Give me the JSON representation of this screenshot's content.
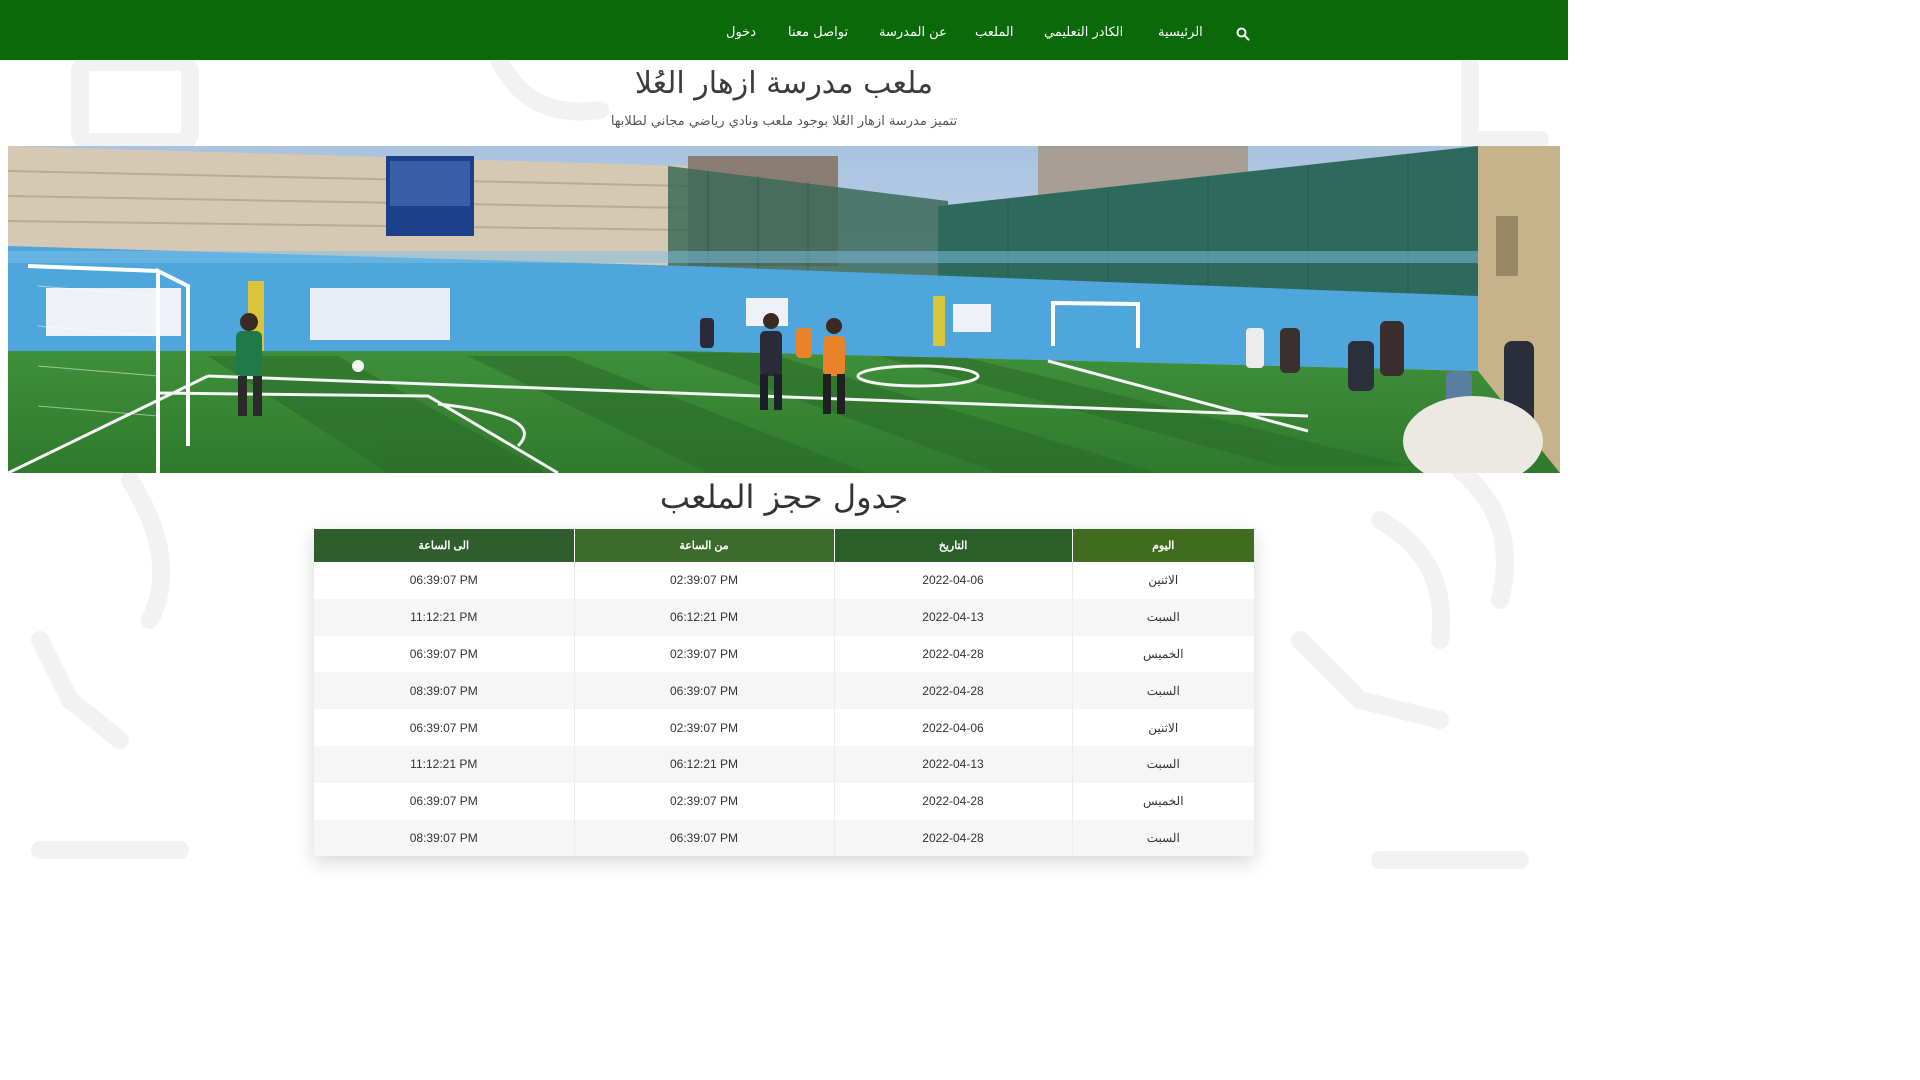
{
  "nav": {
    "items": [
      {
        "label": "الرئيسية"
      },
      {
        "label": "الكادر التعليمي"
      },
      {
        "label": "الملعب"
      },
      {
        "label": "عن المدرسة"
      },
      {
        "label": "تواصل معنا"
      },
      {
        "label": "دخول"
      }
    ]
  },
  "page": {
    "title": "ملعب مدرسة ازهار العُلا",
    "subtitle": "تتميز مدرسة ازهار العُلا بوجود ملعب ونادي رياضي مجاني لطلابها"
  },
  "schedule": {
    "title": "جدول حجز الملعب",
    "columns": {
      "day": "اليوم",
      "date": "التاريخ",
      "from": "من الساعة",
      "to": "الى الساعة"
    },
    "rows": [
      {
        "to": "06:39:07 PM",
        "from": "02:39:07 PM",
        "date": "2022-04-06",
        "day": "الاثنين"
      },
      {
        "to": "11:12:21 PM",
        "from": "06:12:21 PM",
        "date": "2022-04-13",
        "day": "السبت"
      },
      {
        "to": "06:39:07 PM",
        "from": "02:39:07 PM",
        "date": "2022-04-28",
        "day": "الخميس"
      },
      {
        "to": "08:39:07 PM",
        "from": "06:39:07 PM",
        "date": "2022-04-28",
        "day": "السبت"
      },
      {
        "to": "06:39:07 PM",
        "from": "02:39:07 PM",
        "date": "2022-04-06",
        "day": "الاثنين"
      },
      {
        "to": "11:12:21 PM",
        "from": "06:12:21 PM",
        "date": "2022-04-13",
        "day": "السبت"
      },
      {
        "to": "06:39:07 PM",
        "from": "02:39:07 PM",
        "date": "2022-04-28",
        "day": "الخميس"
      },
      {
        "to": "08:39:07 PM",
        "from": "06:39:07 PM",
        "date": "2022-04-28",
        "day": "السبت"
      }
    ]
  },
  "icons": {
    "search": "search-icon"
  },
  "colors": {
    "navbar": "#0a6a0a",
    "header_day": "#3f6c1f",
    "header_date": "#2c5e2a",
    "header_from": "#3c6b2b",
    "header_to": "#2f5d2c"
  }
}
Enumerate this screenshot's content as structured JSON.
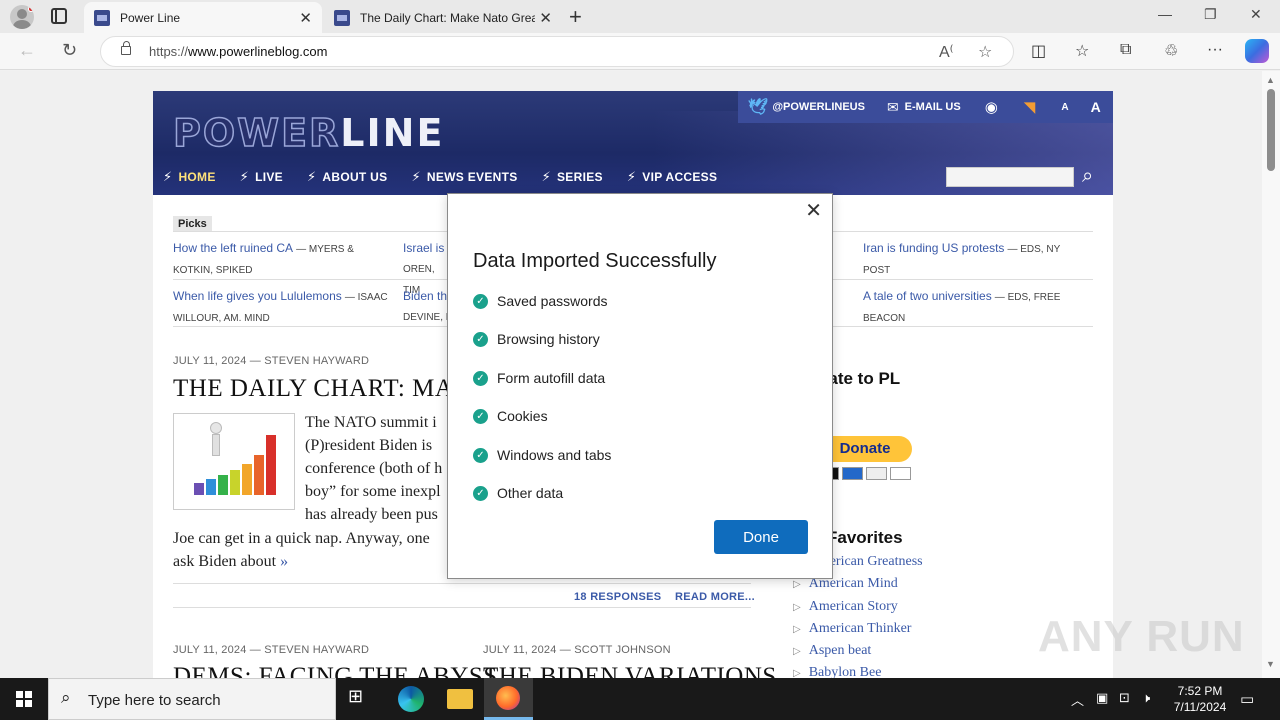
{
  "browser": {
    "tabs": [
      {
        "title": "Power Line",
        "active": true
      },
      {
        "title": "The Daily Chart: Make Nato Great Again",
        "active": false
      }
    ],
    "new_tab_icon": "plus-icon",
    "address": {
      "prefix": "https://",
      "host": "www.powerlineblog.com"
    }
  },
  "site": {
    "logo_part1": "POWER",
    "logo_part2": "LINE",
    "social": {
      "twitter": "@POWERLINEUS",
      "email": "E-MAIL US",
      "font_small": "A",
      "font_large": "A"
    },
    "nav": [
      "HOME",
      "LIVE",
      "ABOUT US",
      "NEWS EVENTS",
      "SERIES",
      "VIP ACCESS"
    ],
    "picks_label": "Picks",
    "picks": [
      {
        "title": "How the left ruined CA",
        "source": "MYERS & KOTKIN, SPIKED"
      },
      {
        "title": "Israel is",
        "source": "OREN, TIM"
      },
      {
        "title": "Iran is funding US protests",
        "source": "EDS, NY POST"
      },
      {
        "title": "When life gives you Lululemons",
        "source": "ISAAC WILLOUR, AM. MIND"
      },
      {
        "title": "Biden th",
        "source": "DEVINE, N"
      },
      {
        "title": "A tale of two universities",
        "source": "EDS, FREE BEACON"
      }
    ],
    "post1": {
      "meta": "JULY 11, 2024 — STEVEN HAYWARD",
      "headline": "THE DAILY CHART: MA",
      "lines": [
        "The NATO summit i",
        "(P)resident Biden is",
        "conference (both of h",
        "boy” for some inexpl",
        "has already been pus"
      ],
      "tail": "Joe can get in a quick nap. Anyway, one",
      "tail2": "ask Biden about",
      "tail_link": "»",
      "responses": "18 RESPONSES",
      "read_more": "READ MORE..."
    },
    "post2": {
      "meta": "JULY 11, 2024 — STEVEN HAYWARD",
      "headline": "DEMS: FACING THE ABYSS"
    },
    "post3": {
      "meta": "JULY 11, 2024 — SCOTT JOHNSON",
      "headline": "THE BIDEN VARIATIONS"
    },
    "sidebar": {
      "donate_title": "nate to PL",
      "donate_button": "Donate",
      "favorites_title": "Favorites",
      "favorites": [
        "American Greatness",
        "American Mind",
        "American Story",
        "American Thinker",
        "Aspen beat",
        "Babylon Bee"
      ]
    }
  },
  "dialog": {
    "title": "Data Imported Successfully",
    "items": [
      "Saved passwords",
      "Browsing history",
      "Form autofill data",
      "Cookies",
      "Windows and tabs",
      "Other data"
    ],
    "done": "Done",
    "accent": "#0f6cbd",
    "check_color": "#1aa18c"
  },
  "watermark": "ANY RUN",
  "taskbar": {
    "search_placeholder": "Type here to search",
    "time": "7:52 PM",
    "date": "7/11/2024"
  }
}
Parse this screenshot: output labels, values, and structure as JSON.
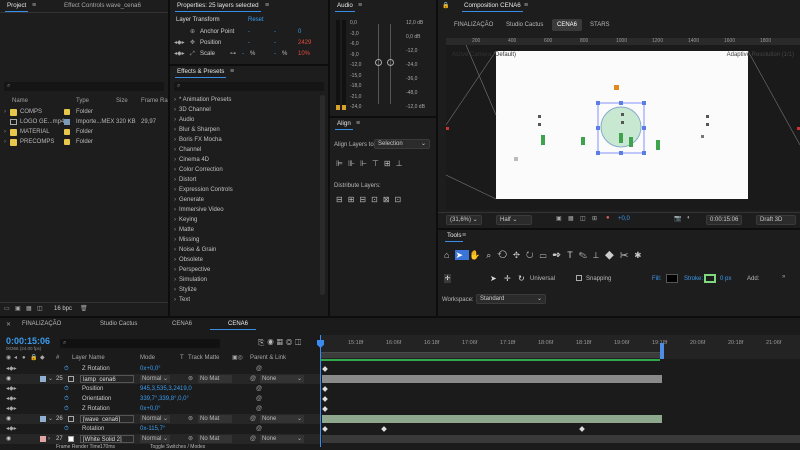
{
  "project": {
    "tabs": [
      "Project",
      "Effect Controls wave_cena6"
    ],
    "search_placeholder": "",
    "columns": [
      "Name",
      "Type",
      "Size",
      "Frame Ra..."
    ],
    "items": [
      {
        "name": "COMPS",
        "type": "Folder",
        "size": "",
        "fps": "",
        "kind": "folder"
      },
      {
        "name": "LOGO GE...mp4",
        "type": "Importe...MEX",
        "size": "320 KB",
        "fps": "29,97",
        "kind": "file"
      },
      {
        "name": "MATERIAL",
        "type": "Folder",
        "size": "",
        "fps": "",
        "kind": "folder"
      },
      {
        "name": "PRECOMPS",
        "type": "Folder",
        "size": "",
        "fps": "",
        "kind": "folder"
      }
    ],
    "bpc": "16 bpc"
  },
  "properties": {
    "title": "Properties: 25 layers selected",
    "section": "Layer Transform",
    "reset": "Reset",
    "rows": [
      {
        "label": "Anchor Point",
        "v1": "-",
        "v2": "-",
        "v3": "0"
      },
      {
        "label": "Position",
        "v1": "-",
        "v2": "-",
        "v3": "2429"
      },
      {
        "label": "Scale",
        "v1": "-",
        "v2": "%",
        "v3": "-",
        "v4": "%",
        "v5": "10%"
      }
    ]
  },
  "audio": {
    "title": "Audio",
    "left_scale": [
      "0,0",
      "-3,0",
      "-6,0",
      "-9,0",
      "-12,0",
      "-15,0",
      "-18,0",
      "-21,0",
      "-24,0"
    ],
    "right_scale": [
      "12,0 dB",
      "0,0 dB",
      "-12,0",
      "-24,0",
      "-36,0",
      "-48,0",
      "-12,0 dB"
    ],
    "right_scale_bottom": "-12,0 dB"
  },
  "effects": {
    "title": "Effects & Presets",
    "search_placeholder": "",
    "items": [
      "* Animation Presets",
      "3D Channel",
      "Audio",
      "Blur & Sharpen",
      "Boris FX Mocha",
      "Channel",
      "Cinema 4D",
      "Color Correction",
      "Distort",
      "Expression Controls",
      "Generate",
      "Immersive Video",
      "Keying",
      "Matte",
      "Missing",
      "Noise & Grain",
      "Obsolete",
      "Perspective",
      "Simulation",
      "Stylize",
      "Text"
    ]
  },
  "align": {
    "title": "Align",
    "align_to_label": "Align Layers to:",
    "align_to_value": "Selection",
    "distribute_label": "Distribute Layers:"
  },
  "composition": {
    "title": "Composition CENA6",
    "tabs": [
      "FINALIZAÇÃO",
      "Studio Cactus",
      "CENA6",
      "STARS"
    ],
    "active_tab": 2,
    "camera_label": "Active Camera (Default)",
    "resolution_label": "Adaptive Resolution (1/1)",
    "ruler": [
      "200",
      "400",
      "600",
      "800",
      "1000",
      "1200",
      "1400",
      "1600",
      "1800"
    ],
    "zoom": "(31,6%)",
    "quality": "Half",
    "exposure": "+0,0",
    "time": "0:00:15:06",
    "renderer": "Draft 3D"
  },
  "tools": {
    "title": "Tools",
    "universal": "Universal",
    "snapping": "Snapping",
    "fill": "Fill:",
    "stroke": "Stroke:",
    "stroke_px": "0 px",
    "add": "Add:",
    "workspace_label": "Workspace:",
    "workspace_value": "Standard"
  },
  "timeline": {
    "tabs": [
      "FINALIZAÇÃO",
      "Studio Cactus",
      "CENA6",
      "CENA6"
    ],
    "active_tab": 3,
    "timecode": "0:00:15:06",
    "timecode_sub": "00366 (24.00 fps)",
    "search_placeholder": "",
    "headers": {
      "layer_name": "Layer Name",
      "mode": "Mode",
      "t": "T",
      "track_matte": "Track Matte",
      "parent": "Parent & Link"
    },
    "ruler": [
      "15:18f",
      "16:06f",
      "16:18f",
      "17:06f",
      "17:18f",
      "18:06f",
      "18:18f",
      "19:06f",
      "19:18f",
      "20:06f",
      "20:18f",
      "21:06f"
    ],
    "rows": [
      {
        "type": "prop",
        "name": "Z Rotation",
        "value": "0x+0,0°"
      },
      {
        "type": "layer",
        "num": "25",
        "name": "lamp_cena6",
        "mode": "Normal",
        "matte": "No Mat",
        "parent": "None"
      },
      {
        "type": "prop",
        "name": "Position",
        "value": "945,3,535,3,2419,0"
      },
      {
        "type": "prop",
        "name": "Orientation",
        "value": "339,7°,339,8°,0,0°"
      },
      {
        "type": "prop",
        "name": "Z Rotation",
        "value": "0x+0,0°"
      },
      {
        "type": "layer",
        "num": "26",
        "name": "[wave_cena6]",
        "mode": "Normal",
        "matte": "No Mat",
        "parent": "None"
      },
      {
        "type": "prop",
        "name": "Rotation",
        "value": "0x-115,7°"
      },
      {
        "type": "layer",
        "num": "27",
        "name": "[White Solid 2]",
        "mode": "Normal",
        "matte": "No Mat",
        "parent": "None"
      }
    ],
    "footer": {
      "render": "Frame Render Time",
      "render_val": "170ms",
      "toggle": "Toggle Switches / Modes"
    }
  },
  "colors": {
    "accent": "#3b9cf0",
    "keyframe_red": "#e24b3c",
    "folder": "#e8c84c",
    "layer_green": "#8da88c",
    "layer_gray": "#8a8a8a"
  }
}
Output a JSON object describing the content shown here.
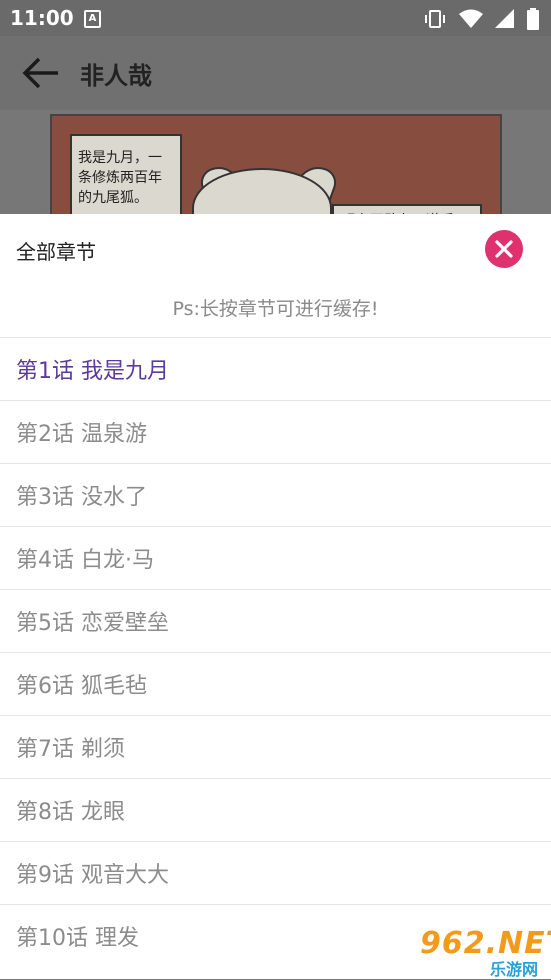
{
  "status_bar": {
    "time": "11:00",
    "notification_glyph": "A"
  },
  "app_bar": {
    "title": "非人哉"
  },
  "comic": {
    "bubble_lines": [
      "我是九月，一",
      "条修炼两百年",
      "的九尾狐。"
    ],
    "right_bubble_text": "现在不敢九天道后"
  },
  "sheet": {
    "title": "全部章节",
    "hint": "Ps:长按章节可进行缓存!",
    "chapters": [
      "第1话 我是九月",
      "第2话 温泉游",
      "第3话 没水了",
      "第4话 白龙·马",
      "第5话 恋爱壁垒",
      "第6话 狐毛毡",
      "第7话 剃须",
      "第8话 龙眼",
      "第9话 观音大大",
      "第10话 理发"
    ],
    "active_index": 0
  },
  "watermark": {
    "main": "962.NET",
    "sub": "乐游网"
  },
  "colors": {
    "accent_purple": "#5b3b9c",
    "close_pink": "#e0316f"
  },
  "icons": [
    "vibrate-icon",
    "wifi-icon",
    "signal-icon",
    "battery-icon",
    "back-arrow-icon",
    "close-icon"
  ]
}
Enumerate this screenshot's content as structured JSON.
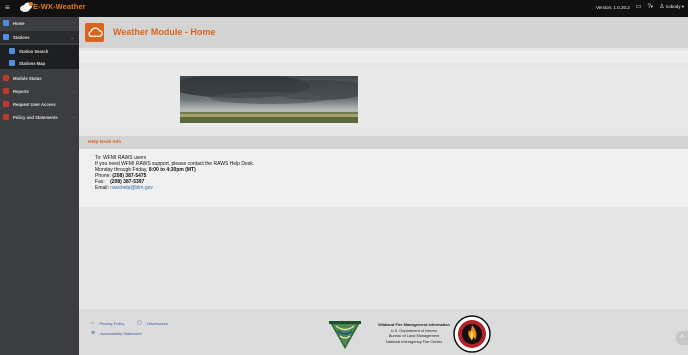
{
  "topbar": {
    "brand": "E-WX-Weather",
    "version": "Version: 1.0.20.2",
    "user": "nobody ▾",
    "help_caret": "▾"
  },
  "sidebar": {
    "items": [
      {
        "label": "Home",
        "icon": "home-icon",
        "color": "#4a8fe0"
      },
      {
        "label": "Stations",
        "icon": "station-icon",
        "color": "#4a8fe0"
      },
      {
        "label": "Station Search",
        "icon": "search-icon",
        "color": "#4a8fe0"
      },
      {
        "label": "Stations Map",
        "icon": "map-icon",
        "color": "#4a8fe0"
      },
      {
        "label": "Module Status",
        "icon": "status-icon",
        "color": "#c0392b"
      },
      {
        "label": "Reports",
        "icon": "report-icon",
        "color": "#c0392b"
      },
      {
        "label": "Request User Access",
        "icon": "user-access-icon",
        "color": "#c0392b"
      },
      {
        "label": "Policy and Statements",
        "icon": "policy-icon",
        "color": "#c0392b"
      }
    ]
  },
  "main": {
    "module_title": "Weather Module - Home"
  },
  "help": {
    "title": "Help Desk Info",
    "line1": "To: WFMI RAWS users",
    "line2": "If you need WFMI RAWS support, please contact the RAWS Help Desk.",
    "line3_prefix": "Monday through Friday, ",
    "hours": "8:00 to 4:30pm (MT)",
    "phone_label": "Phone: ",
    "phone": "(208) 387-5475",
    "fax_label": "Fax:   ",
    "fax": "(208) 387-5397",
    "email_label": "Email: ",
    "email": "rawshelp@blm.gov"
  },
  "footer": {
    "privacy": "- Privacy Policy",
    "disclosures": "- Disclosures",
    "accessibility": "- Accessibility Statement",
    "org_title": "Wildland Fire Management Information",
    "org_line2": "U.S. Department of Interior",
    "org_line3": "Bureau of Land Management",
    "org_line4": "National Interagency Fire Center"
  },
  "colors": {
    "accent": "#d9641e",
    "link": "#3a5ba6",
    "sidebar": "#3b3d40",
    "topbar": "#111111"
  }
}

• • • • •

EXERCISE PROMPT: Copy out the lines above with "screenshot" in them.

WRITTEN REPLY:
Give me the JSON representation of this screenshot's content.
Enumerate this screenshot's content as structured JSON.
Parse this screenshot: output labels, values, and structure as JSON.
Enumerate this screenshot's content as structured JSON.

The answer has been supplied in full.